The advisory panel claimed in its report that Japan should be able to exercise the right of collective self-defense when a foreign country that is in a close relationship with it comes under an armed attack and it has obtained an explicit request or consent of that country. The government should take responsibility for making the decision, it said, comprehensively taking into account such questions as whether there is a high possibility that the situation will lead to a direct attack against Japan, whether not taking action would significantly undermine trust in the Japan-US alliance, thus leading to a significant loss of deterrence, and whether international order itself could be significantly affected. The report also suggested that, if Japan would be passing through the territory of a third country when exercising the right of collective self-defense, the government should obtain the consent of that country and that exercising this right should require the approval, either prior or ex post facto, of the Diet.

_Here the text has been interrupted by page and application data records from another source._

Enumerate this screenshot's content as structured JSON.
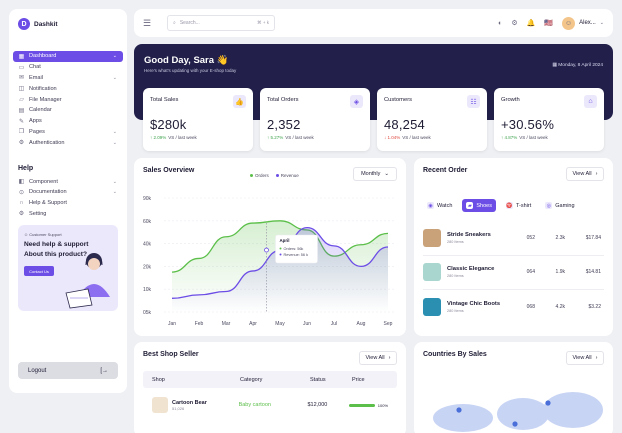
{
  "brand": {
    "name": "Dashkit"
  },
  "sidebar": {
    "items": [
      {
        "label": "Dashboard",
        "icon": "grid-icon",
        "chev": true,
        "active": true
      },
      {
        "label": "Chat",
        "icon": "chat-icon",
        "chev": false
      },
      {
        "label": "Email",
        "icon": "mail-icon",
        "chev": true
      },
      {
        "label": "Notification",
        "icon": "bell-icon",
        "chev": false
      },
      {
        "label": "File Manager",
        "icon": "folder-icon",
        "chev": false
      },
      {
        "label": "Calendar",
        "icon": "calendar-icon",
        "chev": false
      },
      {
        "label": "Apps",
        "icon": "apps-icon",
        "chev": false
      },
      {
        "label": "Pages",
        "icon": "pages-icon",
        "chev": true
      },
      {
        "label": "Authentication",
        "icon": "gear-icon",
        "chev": true
      }
    ],
    "help_title": "Help",
    "help_items": [
      {
        "label": "Component",
        "icon": "component-icon",
        "chev": true
      },
      {
        "label": "Documentation",
        "icon": "doc-icon",
        "chev": true
      },
      {
        "label": "Help & Support",
        "icon": "headset-icon",
        "chev": false
      },
      {
        "label": "Setting",
        "icon": "settings-icon",
        "chev": false
      }
    ],
    "support": {
      "tag": "Customer Support",
      "question": "Need help & support About this product?",
      "button": "Contact Us"
    },
    "logout": "Logout"
  },
  "topbar": {
    "search_placeholder": "Search...",
    "shortcut": "⌘ + k",
    "user_name": "Alex..."
  },
  "hero": {
    "greeting": "Good Day, Sara 👋",
    "subtitle": "Here's what's updating with your E-shop today",
    "date": "Monday, 8 April 2024"
  },
  "stats": [
    {
      "label": "Total Sales",
      "value": "$280k",
      "delta": "2.09%",
      "dir": "up",
      "suffix": "VS / last week",
      "icon": "thumbs-up-icon"
    },
    {
      "label": "Total Orders",
      "value": "2,352",
      "delta": "5.27%",
      "dir": "up",
      "suffix": "VS / last week",
      "icon": "box-icon"
    },
    {
      "label": "Customers",
      "value": "48,254",
      "delta": "1.04%",
      "dir": "down",
      "suffix": "VS / last week",
      "icon": "users-icon"
    },
    {
      "label": "Growth",
      "value": "+30.56%",
      "delta": "4.87%",
      "dir": "up",
      "suffix": "VS / last week",
      "icon": "growth-icon"
    }
  ],
  "sales_overview": {
    "title": "Sales Overview",
    "period": "Monthly",
    "legend": [
      "Orders",
      "Revenue"
    ]
  },
  "chart_data": {
    "type": "line",
    "title": "Sales Overview",
    "categories": [
      "Jan",
      "Feb",
      "Mar",
      "Apr",
      "May",
      "Jun",
      "Jul",
      "Aug",
      "Sep"
    ],
    "y_ticks": [
      "90k",
      "60k",
      "40k",
      "20k",
      "10k",
      "05k"
    ],
    "series": [
      {
        "name": "Orders",
        "color": "#5cbf4a",
        "values": [
          0.35,
          0.47,
          0.66,
          0.78,
          0.8,
          0.72,
          0.49,
          0.59,
          0.69
        ]
      },
      {
        "name": "Revenue",
        "color": "#6c4de6",
        "values": [
          0.12,
          0.15,
          0.18,
          0.36,
          0.54,
          0.74,
          0.58,
          0.4,
          0.57
        ]
      }
    ],
    "tooltip": {
      "month": "April",
      "lines": [
        "Orders: 56k",
        "Revenue: 56 k"
      ]
    },
    "grid": true,
    "legend_position": "top"
  },
  "recent_order": {
    "title": "Recent Order",
    "view_all": "View All",
    "tabs": [
      {
        "label": "Watch",
        "icon": "watch-icon",
        "active": false
      },
      {
        "label": "Shoes",
        "icon": "shoe-icon",
        "active": true
      },
      {
        "label": "T-shirt",
        "icon": "tshirt-icon",
        "active": false
      },
      {
        "label": "Gaming",
        "icon": "gamepad-icon",
        "active": false
      }
    ],
    "orders": [
      {
        "name": "Stride Sneakers",
        "items": "280 Items",
        "c1": "052",
        "c2": "2.3k",
        "c3": "$17.84",
        "color": "#c9a27a"
      },
      {
        "name": "Classic Elegance",
        "items": "280 Items",
        "c1": "064",
        "c2": "1.9k",
        "c3": "$14.81",
        "color": "#a9d6cf"
      },
      {
        "name": "Vintage Chic Boots",
        "items": "280 Items",
        "c1": "068",
        "c2": "4.2k",
        "c3": "$3.22",
        "color": "#2a8fb0"
      }
    ]
  },
  "best_seller": {
    "title": "Best Shop Seller",
    "view_all": "View All",
    "columns": [
      "Shop",
      "Category",
      "Status",
      "Price"
    ],
    "rows": [
      {
        "shop": "Cartoon Bear",
        "sub": "51,026",
        "category": "Baby cartoon",
        "status": "$12,000",
        "price": "100%",
        "progress": 1.0
      }
    ]
  },
  "countries": {
    "title": "Countries By Sales",
    "view_all": "View All"
  }
}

Collective Self-Defense “Would Diminish the Potential for Conflict”

The Japanese government has hitherto taken the view that the following three requirements need to be met for Japan to be able to exercise the right of self-defense: there is an imminent unlawful infringement against Japan, there is no other appropriate means available to repel this infringement, and the use of force is limited to the minimum extent necessary. Since situations that call for the right of collective self-defense entail no “imminent unlawful infringement against Japan,” the government has maintained the position that Japan cannot exercise this right.

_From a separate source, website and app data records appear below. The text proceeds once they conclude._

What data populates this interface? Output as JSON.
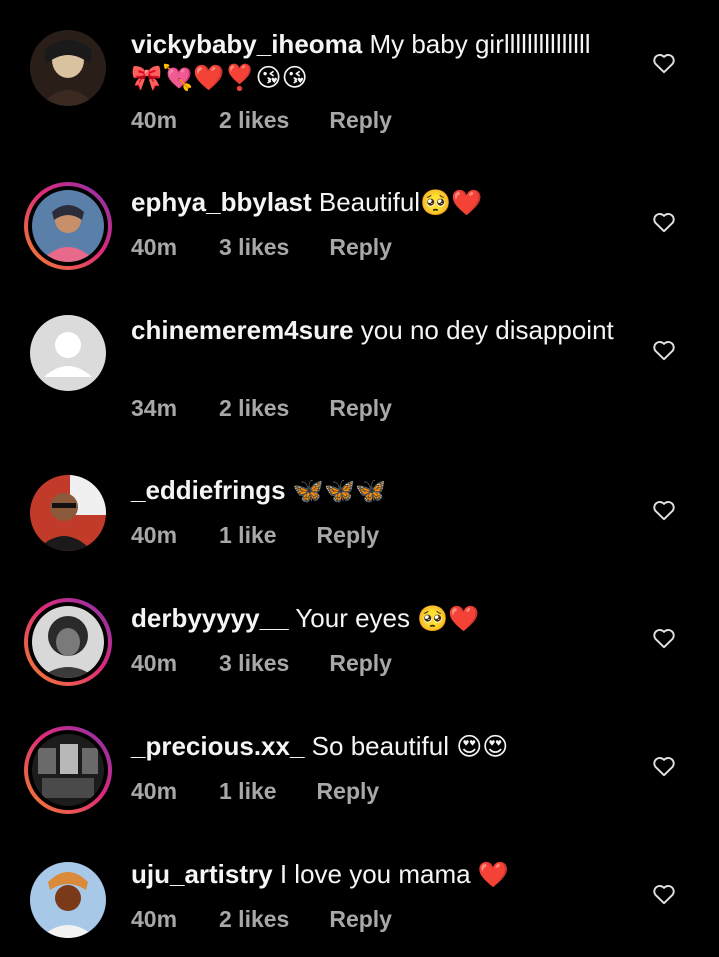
{
  "comments": [
    {
      "username": "vickybaby_iheoma",
      "text": "My baby girlllllllllllllll",
      "emojis": "🎀💘❤️❣️😘😘",
      "time": "40m",
      "likes": "2 likes",
      "reply": "Reply",
      "avatar_colors": [
        "#3a2a22",
        "#d9c2a0",
        "#1a1a1a"
      ],
      "story_ring": false
    },
    {
      "username": "ephya_bbylast",
      "text": "Beautiful",
      "emojis": "🥺❤️",
      "time": "40m",
      "likes": "3 likes",
      "reply": "Reply",
      "avatar_colors": [
        "#5a7fa8",
        "#e86a8a",
        "#2b2b3a"
      ],
      "story_ring": true
    },
    {
      "username": "chinemerem4sure",
      "text": "you no dey disappoint",
      "emojis": "",
      "time": "34m",
      "likes": "2 likes",
      "reply": "Reply",
      "avatar_colors": [
        "#dbdbdb",
        "#ffffff",
        "#dbdbdb"
      ],
      "story_ring": false,
      "default_avatar": true
    },
    {
      "username": "_eddiefrings",
      "text": "",
      "emojis": "🦋🦋🦋",
      "time": "40m",
      "likes": "1 like",
      "reply": "Reply",
      "avatar_colors": [
        "#8a5a3a",
        "#f0f0f0",
        "#c23a2a"
      ],
      "story_ring": false
    },
    {
      "username": "derbyyyyy__",
      "text": "Your eyes",
      "emojis": "🥺❤️",
      "time": "40m",
      "likes": "3 likes",
      "reply": "Reply",
      "avatar_colors": [
        "#9a9a9a",
        "#2a2a2a",
        "#d8d8d8"
      ],
      "story_ring": true
    },
    {
      "username": "_precious.xx_",
      "text": "So beautiful",
      "emojis": "😍😍",
      "time": "40m",
      "likes": "1 like",
      "reply": "Reply",
      "avatar_colors": [
        "#6a6a6a",
        "#1c1c1c",
        "#b8b8b8"
      ],
      "story_ring": true
    },
    {
      "username": "uju_artistry",
      "text": "I love you mama",
      "emojis": "❤️",
      "time": "40m",
      "likes": "2 likes",
      "reply": "Reply",
      "avatar_colors": [
        "#d98a3a",
        "#7a3a1a",
        "#a8c8e8"
      ],
      "story_ring": false
    }
  ],
  "colors": {
    "background": "#000000",
    "text": "#f5f5f5",
    "meta": "#a8a8a8",
    "heart_outline": "#e0e0e0"
  },
  "icons": {
    "like": "heart-outline-icon"
  }
}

Article 9 of the Constitution of Japan

Clause 1 Aspiring sincerely to an international peace based on justice and order, the Japanese people forever renounce war as a sovereign right of the nation and the threat or use of force as means of settling international disputes.

Clause 2 In order to accomplish the aim of the preceding paragraph, land, sea, and air forces, as well as other war potential, will never be maintained. The right of belligerency of the state will not be recognized.

The latest report by the advisory panel noted that Article 9 of the constitution “makes no mention of the right of self-defense or collective security.” The provision of the first clause of Article 9 “should be interpreted as prohibiting the threat or the use of force as means of settling international disputes to which Japan is a party,” it said, and the provisions “should be interpreted as not . . . imposing any constitutional restrictions on activities that are consistent with international law,” such as participation in PKOs and collective security measures by the UN.

The report positively evaluated the right of collective self-defense: “Enabling the exercise of the right of collective self-defense would strengthen relations with other trustworthy countries and would lead to preemptively diminishing the potential for conflict by enhancing deterrence.” It recommended that “the exercise of the right of collective self-defense should be permitted,” by interpreting “the minimum extent necessary” to include not only the right of individual self-defense but also the right of collective self-defense.

(Originally written in Japanese on May 15, 2014. Banner photo: Prime Minister Abe speaks at a meeting of the Advisory Panel on Reconstruction of the Legal Basis for Security held at the prime minister’s office in Tokyo on February 8, 2013. © Jiji Press.)

  • [2014.05.22]
Related articles
Also in this series

Video highlights

New series

  • From the editor in chief
  • From our columnists
  • In the news